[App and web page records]
__________________________________________________
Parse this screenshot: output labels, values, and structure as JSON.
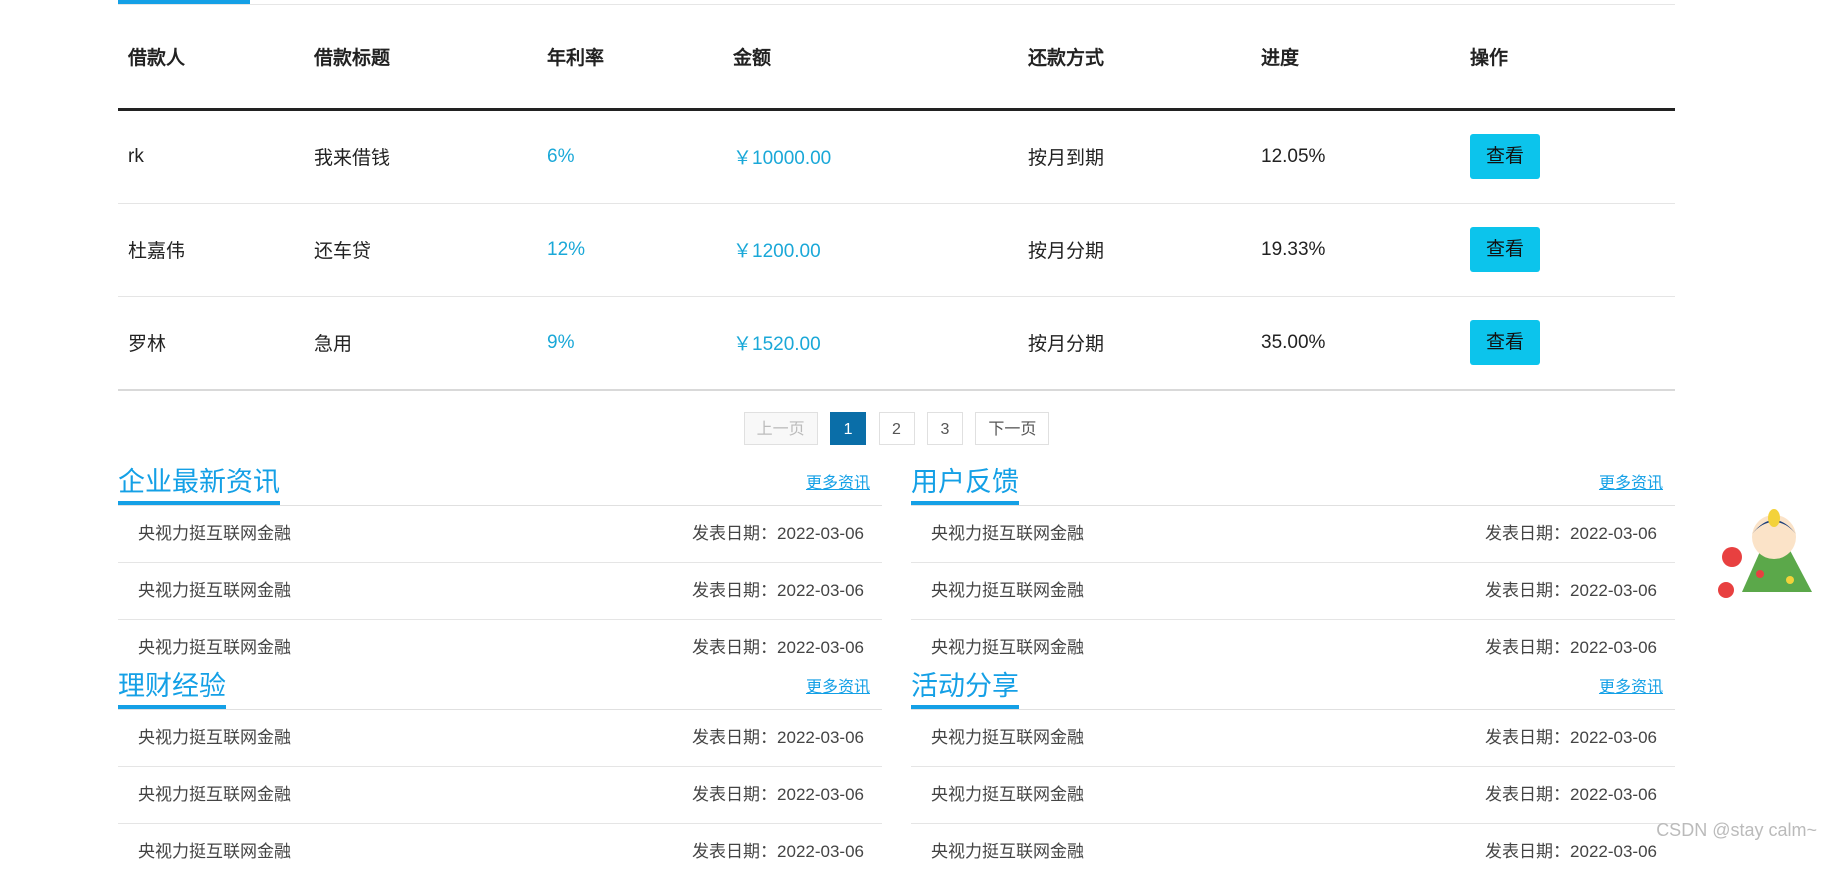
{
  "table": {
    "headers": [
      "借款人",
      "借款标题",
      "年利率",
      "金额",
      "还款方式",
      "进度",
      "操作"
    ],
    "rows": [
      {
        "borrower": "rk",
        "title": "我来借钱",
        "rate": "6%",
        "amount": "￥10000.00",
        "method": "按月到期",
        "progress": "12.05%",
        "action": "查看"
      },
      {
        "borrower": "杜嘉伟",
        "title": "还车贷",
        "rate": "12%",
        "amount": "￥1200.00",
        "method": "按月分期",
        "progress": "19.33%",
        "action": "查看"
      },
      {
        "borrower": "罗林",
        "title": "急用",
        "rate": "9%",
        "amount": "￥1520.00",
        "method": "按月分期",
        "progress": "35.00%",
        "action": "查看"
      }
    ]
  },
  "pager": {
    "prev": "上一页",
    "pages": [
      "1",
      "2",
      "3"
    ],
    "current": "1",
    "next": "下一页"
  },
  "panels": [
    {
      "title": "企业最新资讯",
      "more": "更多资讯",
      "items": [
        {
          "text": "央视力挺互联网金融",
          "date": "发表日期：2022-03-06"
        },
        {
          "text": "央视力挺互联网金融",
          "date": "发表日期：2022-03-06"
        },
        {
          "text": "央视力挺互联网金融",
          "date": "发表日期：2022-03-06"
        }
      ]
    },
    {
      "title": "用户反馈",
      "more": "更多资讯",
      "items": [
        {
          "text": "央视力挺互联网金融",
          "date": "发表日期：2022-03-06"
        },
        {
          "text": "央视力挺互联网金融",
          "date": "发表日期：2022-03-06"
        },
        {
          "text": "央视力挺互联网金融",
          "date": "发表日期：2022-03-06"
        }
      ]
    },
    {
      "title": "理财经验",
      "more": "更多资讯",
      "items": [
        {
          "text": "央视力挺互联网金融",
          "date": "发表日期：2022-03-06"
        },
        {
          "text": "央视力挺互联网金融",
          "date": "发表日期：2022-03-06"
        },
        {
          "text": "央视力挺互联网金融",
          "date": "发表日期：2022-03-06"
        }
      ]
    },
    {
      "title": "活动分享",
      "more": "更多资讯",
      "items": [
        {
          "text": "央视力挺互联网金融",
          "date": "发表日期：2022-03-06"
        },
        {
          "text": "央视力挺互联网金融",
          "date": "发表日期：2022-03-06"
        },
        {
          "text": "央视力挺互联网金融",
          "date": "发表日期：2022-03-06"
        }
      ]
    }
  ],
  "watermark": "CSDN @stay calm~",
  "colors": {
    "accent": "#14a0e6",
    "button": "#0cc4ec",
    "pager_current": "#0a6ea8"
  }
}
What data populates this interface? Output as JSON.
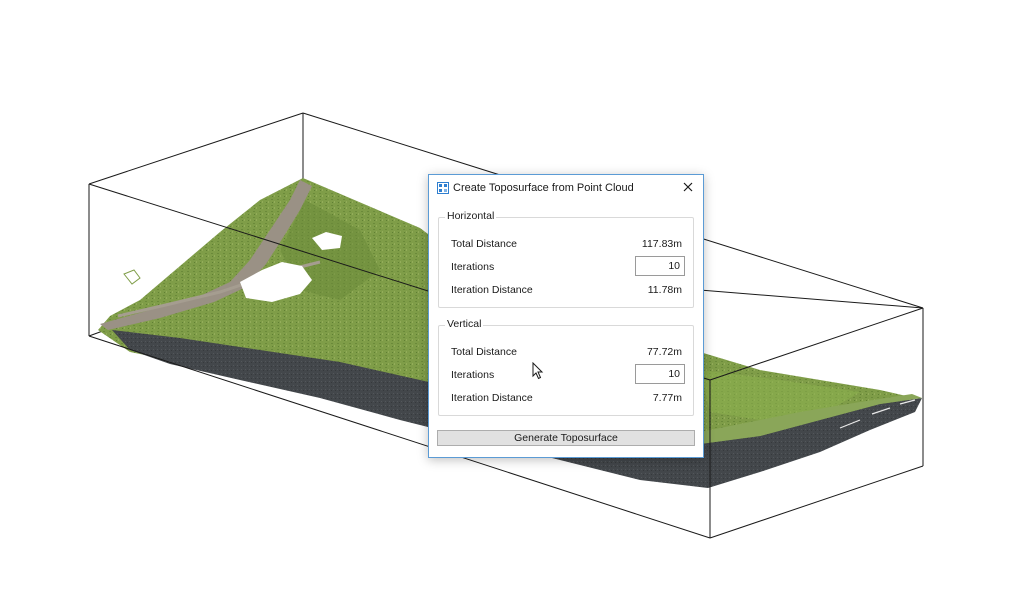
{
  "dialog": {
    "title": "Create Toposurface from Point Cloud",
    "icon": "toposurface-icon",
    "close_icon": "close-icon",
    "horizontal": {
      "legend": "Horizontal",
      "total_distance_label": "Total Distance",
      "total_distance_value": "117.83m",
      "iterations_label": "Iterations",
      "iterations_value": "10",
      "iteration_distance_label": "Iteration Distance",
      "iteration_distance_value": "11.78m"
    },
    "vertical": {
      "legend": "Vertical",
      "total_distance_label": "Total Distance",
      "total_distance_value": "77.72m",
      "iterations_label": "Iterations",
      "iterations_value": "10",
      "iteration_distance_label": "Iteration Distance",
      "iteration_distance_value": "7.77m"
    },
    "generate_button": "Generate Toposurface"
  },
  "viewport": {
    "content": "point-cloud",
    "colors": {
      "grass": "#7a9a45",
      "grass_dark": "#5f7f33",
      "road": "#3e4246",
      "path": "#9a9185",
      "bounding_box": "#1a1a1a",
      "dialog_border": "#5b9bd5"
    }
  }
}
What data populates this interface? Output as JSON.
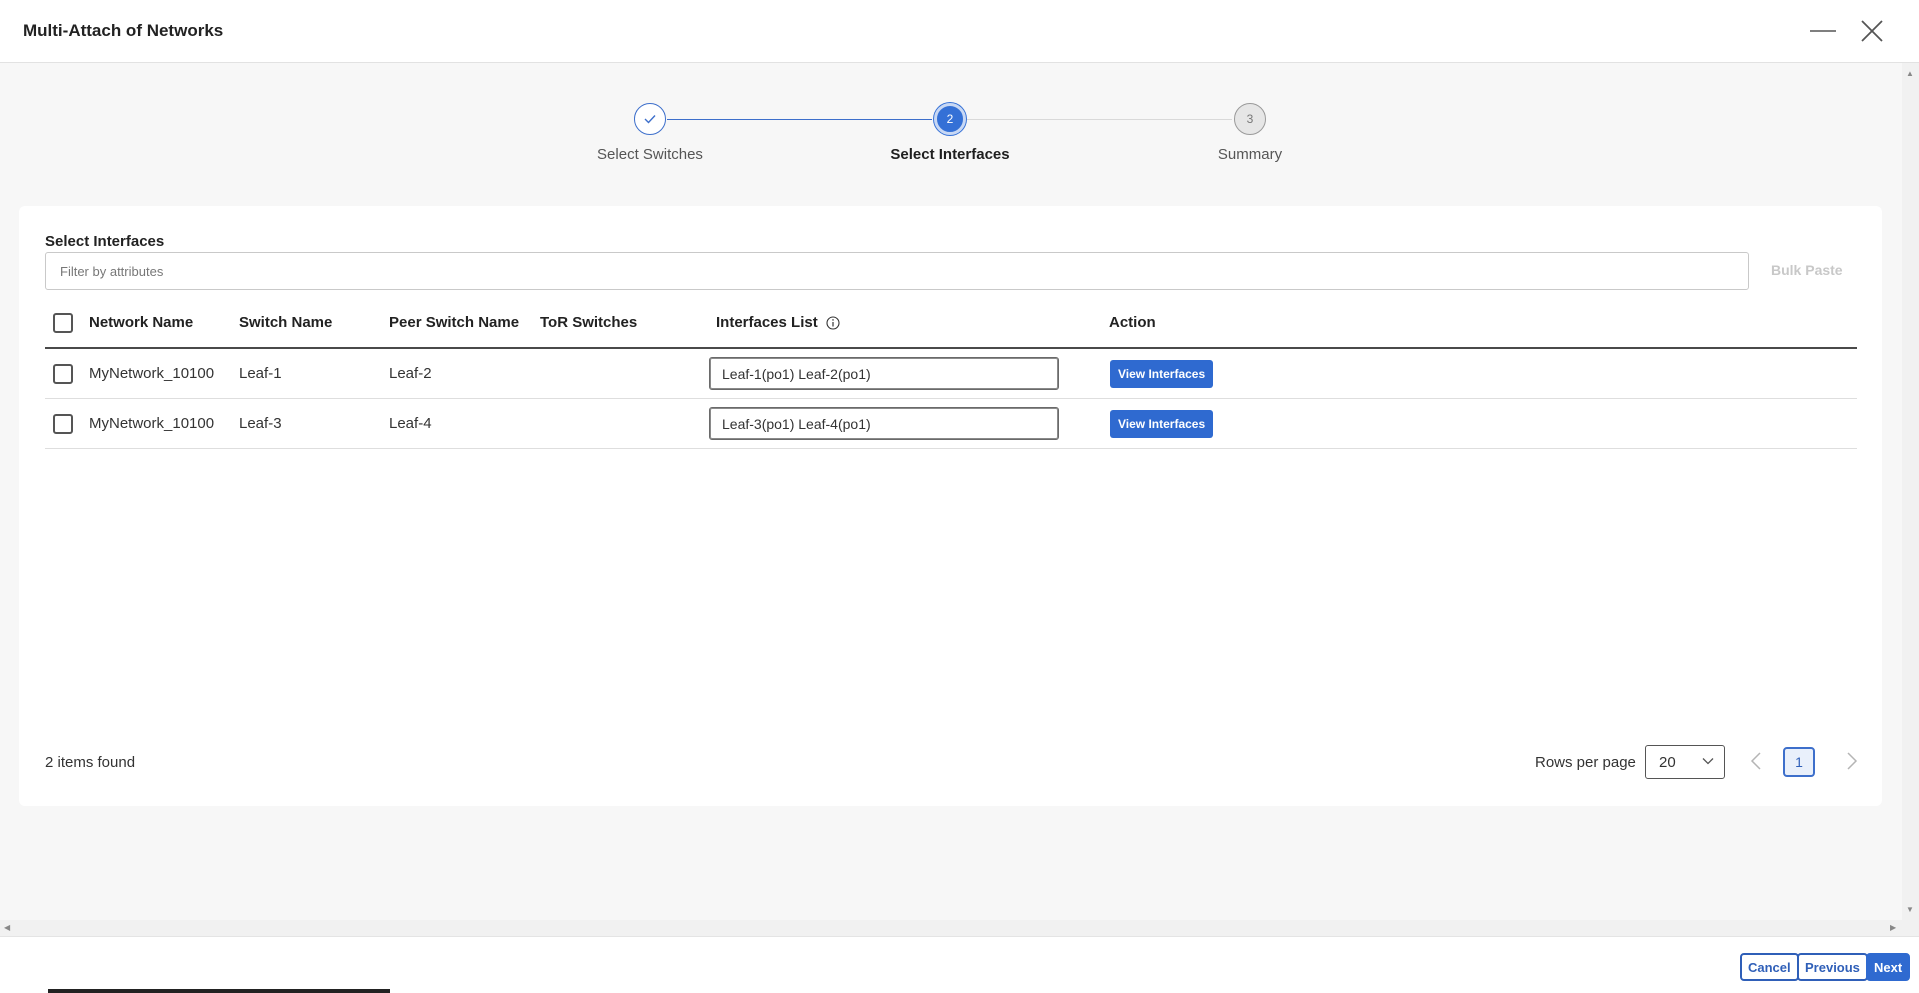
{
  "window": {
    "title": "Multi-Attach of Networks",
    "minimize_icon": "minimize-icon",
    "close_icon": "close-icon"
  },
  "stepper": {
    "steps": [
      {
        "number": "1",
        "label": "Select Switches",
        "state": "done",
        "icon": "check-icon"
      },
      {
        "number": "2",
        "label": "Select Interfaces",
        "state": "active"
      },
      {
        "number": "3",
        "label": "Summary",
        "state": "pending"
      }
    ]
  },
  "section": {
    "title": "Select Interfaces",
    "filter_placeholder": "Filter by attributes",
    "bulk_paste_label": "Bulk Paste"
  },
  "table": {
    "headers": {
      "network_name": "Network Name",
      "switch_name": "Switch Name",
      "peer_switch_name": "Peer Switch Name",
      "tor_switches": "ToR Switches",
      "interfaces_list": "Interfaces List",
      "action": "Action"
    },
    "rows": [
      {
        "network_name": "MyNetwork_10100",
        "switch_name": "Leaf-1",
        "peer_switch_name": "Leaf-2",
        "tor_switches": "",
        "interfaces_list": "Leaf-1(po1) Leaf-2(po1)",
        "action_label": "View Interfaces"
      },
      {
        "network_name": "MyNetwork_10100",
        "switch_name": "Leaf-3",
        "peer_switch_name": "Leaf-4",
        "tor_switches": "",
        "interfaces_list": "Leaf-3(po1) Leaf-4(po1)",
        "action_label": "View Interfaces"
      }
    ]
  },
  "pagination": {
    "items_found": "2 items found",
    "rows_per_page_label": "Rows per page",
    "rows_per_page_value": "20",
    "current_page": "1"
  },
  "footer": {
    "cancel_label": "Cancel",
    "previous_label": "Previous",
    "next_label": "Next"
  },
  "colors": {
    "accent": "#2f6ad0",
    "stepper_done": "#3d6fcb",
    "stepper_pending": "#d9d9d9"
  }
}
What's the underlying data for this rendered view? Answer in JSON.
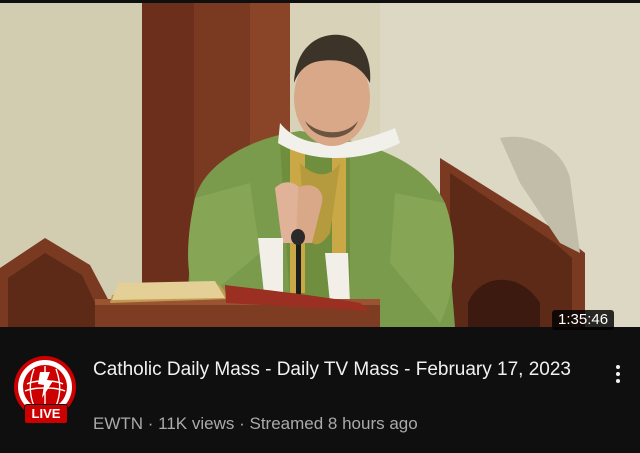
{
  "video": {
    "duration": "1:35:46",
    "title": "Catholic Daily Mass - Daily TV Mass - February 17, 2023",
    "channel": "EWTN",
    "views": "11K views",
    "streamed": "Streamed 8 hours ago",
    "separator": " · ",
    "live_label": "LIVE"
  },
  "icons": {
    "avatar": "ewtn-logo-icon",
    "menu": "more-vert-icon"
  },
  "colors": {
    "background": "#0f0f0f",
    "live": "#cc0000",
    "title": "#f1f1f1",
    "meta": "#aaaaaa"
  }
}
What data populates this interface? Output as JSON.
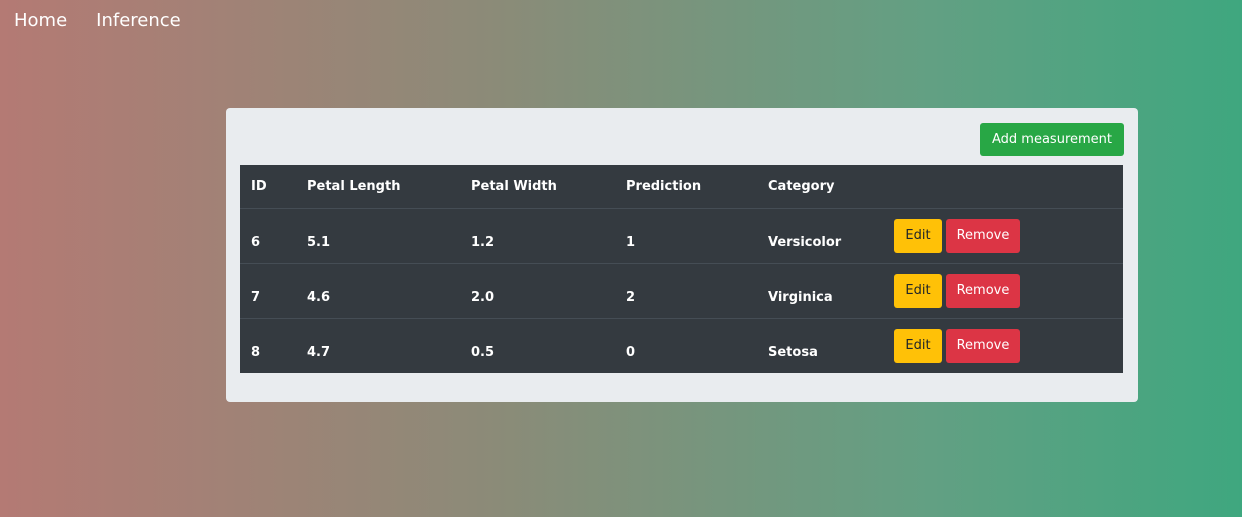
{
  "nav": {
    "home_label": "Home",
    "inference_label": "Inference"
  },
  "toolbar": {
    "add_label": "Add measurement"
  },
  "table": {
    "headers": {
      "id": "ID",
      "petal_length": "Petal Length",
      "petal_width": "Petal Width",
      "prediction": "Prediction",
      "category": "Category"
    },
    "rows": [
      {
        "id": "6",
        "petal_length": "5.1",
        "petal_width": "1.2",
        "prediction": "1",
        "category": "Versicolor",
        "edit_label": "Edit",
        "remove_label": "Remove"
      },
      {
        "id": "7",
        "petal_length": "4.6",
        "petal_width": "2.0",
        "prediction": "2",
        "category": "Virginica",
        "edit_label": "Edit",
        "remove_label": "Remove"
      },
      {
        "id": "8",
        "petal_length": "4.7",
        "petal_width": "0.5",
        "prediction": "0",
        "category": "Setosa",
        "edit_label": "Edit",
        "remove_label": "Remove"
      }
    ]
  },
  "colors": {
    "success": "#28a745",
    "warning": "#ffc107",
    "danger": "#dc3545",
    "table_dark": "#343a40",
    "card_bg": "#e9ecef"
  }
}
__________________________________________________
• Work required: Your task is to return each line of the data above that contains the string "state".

• Problem solution:
        "state": "done",
        "state": "active"
        "state": "pending"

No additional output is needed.